Spacers are the bastard siblings of Shooters — essentially, these guys are players who don’t have the ball in their hands very often and space out to the perimeter to create holes for their more talented teammates, but are able to hit open spot-up opportunities. There are a TON of these guys and they’re pretty much every wing who doesn’t fall into one of the other three categories, plus almost all the big men who can adequately shoot from the corners or above the break. For example, Jae Crowder and DeMarre Carroll are Spacers; guys who can make an open shot but defenses aren’t necessarily going to change up how they do things to ensure these guys don’t get open shots. Otto Porter was a Spacer and then got so good at shooting from distance that he was elevated to Shooter; usage, success, and general gravity for a player is what splits them between Shooter and Spacer.
There aren’t very many Cutters, but it can be an important role that differs from the others already listed. Cutters are perimeter-oriented players who aren’t purely out there to space the floor and aren’t operating with the ball in their hands very often, but instead use backdoor cuts and get in on the offensive glass to generate their offensive value. For a lot of players, this is a secondary role behind something else they do well and is a value-add rather than their primary objective on the floor, or it’s something they’ve added to their game because they’re unable to shoot and teams actively help off them. Players like Andre Roberson and Justin Anderson are strong Cutters due to their relative lack of gravity, while players like Alfonzo McKinnie, Derrick Jones Jr., and Ersan Ilyasova supplement their spacing with timely cuts and offensive rebounds.
The two remaining roles are saved for traditional big men.
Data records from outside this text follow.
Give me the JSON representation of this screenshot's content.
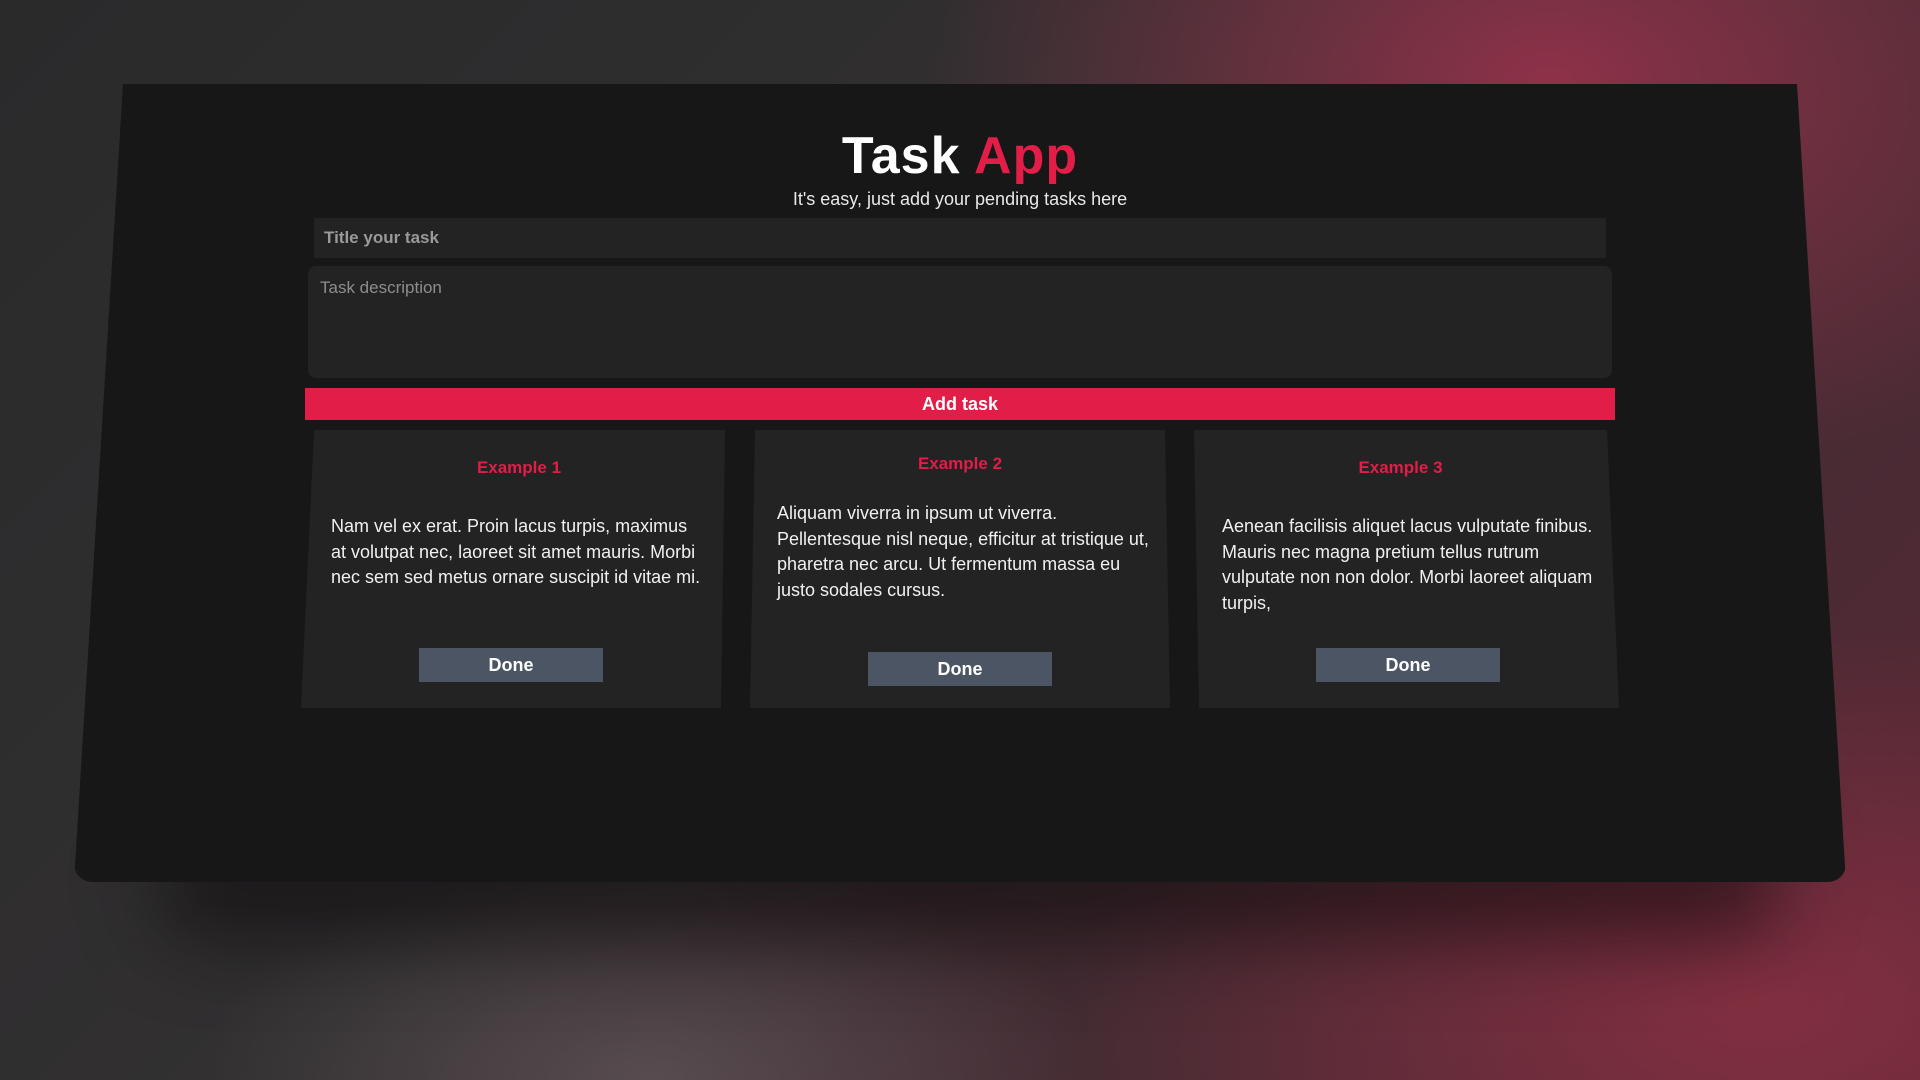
{
  "app": {
    "title_main": "Task",
    "title_accent": "App",
    "subtitle": "It's easy, just add your pending tasks here"
  },
  "form": {
    "title_placeholder": "Title your task",
    "title_value": "",
    "description_placeholder": "Task description",
    "description_value": "",
    "add_label": "Add task"
  },
  "tasks": [
    {
      "title": "Example 1",
      "description": "Nam vel ex erat. Proin lacus turpis, maximus at volutpat nec, laoreet sit amet mauris. Morbi nec sem sed metus ornare suscipit id vitae mi.",
      "done_label": "Done"
    },
    {
      "title": "Example 2",
      "description": "Aliquam viverra in ipsum ut viverra. Pellentesque nisl neque, efficitur at tristique ut, pharetra nec arcu. Ut fermentum massa eu justo sodales cursus.",
      "done_label": "Done"
    },
    {
      "title": "Example 3",
      "description": "Aenean facilisis aliquet lacus vulputate finibus. Mauris nec magna pretium tellus rutrum vulputate non non dolor. Morbi laoreet aliquam turpis,",
      "done_label": "Done"
    }
  ],
  "colors": {
    "accent": "#e11d48",
    "panel": "#171717",
    "card": "#232323",
    "done_button": "#4b5563"
  }
}
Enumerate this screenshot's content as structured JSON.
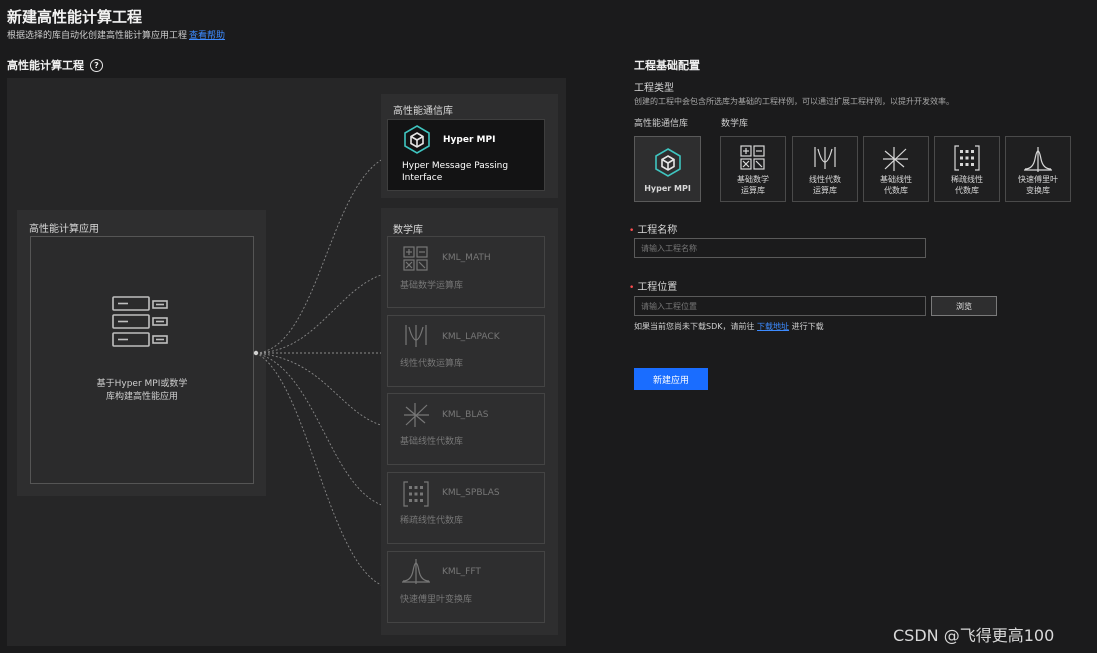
{
  "header": {
    "title": "新建高性能计算工程",
    "subtitle": "根据选择的库自动化创建高性能计算应用工程",
    "help_link": "查看帮助"
  },
  "diagram": {
    "section_title": "高性能计算工程",
    "app_panel_title": "高性能计算应用",
    "app_desc_line1": "基于Hyper MPI或数学",
    "app_desc_line2": "库构建高性能应用",
    "comm_lib_label": "高性能通信库",
    "math_lib_label": "数学库",
    "mpi": {
      "name": "Hyper MPI",
      "desc_line1": "Hyper Message Passing",
      "desc_line2": "Interface"
    },
    "kml": [
      {
        "name": "KML_MATH",
        "desc": "基础数学运算库"
      },
      {
        "name": "KML_LAPACK",
        "desc": "线性代数运算库"
      },
      {
        "name": "KML_BLAS",
        "desc": "基础线性代数库"
      },
      {
        "name": "KML_SPBLAS",
        "desc": "稀疏线性代数库"
      },
      {
        "name": "KML_FFT",
        "desc": "快速傅里叶变换库"
      }
    ]
  },
  "config": {
    "title": "工程基础配置",
    "project_type_label": "工程类型",
    "project_type_desc": "创建的工程中会包含所选库为基础的工程样例，可以通过扩展工程样例，以提升开发效率。",
    "comm_lib_label": "高性能通信库",
    "math_lib_label": "数学库",
    "types": [
      {
        "line1": "Hyper MPI",
        "line2": ""
      },
      {
        "line1": "基础数学",
        "line2": "运算库"
      },
      {
        "line1": "线性代数",
        "line2": "运算库"
      },
      {
        "line1": "基础线性",
        "line2": "代数库"
      },
      {
        "line1": "稀疏线性",
        "line2": "代数库"
      },
      {
        "line1": "快速傅里叶",
        "line2": "变换库"
      }
    ],
    "name_label": "工程名称",
    "name_placeholder": "请输入工程名称",
    "location_label": "工程位置",
    "location_placeholder": "请输入工程位置",
    "browse": "浏览",
    "sdk_hint_prefix": "如果当前您尚未下载SDK，请前往",
    "sdk_hint_link": "下载地址",
    "sdk_hint_suffix": "进行下载",
    "create_button": "新建应用"
  },
  "watermark": "CSDN @飞得更高100",
  "colors": {
    "background": "#1b1b1c",
    "accent": "#1a6dff",
    "link": "#3d8bff",
    "required": "#ff4d4f"
  }
}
Rollers are used heavily as roll men in pick-and-roll. Most Rollers have a secondary designation to go with them: Dunkers, which are the players who hang out in the dunker spot for quick dumpoffs and offensive rebounds around the rim, or Spacers, who are capable shooters and can work in pick-and-pop.
As always, I’m open to any and all feedback with respect to these positional and role designations, but I believe I’ve done a good job for the most part and that these positions and roles are important in thinking about team-building. Having multiple positions and roles a player can fill is also important; there are players who play single positions and single roles, but there are a lot of guys who are versatile to play in multiple ways. That versatility has a lot of value, so assigning guys secondary positions and roles and viewing players through that prism is important as well.